### THE TASK
Where does the word "Autoriser" appear in the entries below? Copy each line that holds it.

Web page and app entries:

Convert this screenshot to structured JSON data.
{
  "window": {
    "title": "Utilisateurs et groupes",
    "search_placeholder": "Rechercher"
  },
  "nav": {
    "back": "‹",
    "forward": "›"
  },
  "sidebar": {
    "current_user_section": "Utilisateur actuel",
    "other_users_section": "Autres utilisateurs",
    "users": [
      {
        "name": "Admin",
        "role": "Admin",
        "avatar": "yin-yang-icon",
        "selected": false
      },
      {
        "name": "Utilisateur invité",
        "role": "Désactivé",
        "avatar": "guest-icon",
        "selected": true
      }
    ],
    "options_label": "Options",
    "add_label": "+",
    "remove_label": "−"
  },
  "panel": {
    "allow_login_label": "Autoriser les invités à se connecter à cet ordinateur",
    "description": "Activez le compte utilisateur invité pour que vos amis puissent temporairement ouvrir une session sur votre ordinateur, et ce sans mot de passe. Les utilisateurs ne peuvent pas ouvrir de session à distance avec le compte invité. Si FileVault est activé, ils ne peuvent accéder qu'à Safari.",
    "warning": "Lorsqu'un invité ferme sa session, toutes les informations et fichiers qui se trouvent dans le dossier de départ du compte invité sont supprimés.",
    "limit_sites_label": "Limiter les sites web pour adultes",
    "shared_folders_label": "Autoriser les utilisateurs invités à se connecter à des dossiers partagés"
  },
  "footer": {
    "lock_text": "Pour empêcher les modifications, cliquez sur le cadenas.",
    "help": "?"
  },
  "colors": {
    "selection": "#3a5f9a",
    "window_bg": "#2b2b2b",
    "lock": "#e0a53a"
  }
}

### YOUR RESPONSE
    "allow_login_label": "Autoriser les invités à se connecter à cet ordinateur",
    "shared_folders_label": "Autoriser les utilisateurs invités à se connecter à des dossiers partagés"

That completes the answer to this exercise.